Dr. Smik also recommends nurses check their feet daily for cracked or dry skin, especially those living in colder geographic locations and during winter-climate months. He suggests applying lotion every day, two times per day: “Skin builds on itself so applying lotion one to two times a week won’t cut it. Nurses should develop the habit of moisturizing daily,” he comments.
Other foot-care considerations
Since nurses work in a fast-paced environment with minimal breaks or sitting time, something else nurses may want to consider are compression socks (or stockings), which have proven successful in helping prevent stiff, sore legs and feet.

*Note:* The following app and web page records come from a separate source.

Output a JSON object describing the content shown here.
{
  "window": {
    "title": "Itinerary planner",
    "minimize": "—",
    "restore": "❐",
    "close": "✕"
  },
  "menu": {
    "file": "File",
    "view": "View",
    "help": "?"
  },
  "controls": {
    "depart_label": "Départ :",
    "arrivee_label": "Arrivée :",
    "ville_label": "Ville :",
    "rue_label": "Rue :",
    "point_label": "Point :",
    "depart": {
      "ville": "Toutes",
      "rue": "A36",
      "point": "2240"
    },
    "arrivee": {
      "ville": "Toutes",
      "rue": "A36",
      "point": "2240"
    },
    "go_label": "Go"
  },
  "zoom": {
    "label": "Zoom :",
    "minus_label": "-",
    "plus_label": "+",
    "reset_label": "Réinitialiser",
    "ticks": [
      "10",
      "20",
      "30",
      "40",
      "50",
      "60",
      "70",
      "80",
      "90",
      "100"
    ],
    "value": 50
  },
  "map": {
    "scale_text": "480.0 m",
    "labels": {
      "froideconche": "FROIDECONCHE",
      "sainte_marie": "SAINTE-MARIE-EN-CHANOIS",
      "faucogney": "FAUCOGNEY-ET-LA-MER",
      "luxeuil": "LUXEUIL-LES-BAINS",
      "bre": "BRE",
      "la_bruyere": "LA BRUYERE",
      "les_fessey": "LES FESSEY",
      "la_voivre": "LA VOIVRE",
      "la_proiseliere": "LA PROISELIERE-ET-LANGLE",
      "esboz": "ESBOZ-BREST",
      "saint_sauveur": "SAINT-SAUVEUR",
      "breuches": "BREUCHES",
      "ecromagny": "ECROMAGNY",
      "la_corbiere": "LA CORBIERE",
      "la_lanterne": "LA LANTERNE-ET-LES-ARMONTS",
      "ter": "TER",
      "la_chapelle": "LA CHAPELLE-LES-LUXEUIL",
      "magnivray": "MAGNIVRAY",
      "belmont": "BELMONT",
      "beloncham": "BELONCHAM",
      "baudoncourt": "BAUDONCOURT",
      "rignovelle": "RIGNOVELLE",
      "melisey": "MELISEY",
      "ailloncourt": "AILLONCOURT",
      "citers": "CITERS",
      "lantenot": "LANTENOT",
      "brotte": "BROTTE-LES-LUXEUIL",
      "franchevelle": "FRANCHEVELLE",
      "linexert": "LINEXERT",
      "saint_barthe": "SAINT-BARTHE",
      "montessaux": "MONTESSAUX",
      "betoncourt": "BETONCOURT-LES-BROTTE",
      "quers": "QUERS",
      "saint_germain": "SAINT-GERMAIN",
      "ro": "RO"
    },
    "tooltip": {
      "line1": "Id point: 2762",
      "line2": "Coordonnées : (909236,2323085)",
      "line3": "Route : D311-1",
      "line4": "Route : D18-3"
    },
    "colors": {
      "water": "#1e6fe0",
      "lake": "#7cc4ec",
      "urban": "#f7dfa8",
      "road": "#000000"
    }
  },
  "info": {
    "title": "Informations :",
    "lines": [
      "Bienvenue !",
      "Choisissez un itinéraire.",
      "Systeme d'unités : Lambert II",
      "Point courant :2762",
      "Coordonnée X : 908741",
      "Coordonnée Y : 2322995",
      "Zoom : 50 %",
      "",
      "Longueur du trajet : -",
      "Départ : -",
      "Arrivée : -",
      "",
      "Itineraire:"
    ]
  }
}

Compression socks are made of snug-fitting stretchy material that gently squeezes the skin, muscles and vascular structures beneath. They are primarily used for venous diseases, such as Edema, venous insufficiency, varicose veins, deep vein thrombosis, lymphedema and phlebitis, as well as during pregnancy. According to Dr. Smik, compression socks improve leg circulation preventing venous accumulation and lymphatic drainage. This prevents pain in the legs, and reduced fluid accumulation. So, there is also less heaviness which lessens tiredness/leg fatigue. This will reduce the risk of varicose veins, deep vein thrombosis, and stasis leg ulcerations.
“Nurses who stand much of their shift would greatly benefit from the use of compression stockings,” Smik says. “Also, the old days of white or beige compression stockings are over. Today, stockings come in as many varied colors as the rainbow has.”
Nurses should also keep in mind that it is important to address foot-related problems or issues right away to keep them from worsening and improve the chance of reversing possible damage. For example, Dr. Smik says if a nurse is developing calluses on a big toe, they should consider an orthotic solution to accommodate for the deformity. In this case, a podiatric medicine physician would create a pocket under the ball joint to balance weight more appropriately and take pressure off the problem area.